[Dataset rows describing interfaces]
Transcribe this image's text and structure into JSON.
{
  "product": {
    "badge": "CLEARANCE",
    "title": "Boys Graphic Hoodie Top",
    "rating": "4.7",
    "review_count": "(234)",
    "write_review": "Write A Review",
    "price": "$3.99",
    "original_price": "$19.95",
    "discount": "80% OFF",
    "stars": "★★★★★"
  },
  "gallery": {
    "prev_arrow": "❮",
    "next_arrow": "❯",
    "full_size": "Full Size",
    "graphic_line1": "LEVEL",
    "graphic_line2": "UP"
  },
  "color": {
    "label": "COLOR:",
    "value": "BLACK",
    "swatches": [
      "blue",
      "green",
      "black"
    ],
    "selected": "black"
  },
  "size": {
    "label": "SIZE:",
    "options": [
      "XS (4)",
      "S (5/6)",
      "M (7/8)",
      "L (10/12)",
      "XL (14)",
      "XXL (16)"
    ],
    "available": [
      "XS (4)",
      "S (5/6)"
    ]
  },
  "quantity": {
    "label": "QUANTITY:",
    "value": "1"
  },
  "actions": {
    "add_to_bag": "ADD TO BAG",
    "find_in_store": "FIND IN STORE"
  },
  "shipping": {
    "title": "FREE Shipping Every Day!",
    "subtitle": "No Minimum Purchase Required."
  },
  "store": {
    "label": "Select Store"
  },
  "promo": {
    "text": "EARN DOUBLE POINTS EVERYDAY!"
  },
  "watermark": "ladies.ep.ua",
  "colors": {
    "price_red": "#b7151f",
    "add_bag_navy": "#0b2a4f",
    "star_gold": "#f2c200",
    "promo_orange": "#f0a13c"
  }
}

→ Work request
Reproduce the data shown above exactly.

→ Answer section
Transcribe this image's text and structure into JSON.
{
  "product": {
    "badge": "CLEARANCE",
    "title": "Boys Graphic Hoodie Top",
    "rating": "4.7",
    "review_count": "(234)",
    "write_review": "Write A Review",
    "price": "$3.99",
    "original_price": "$19.95",
    "discount": "80% OFF",
    "stars": "★★★★★"
  },
  "gallery": {
    "prev_arrow": "❮",
    "next_arrow": "❯",
    "full_size": "Full Size",
    "graphic_line1": "LEVEL",
    "graphic_line2": "UP"
  },
  "color": {
    "label": "COLOR:",
    "value": "BLACK",
    "swatches": [
      "blue",
      "green",
      "black"
    ],
    "selected": "black"
  },
  "size": {
    "label": "SIZE:",
    "options": [
      "XS (4)",
      "S (5/6)",
      "M (7/8)",
      "L (10/12)",
      "XL (14)",
      "XXL (16)"
    ],
    "available": [
      "XS (4)",
      "S (5/6)"
    ]
  },
  "quantity": {
    "label": "QUANTITY:",
    "value": "1"
  },
  "actions": {
    "add_to_bag": "ADD TO BAG",
    "find_in_store": "FIND IN STORE"
  },
  "shipping": {
    "title": "FREE Shipping Every Day!",
    "subtitle": "No Minimum Purchase Required."
  },
  "store": {
    "label": "Select Store"
  },
  "promo": {
    "text": "EARN DOUBLE POINTS EVERYDAY!"
  },
  "watermark": "ladies.ep.ua",
  "colors": {
    "price_red": "#b7151f",
    "add_bag_navy": "#0b2a4f",
    "star_gold": "#f2c200",
    "promo_orange": "#f0a13c"
  }
}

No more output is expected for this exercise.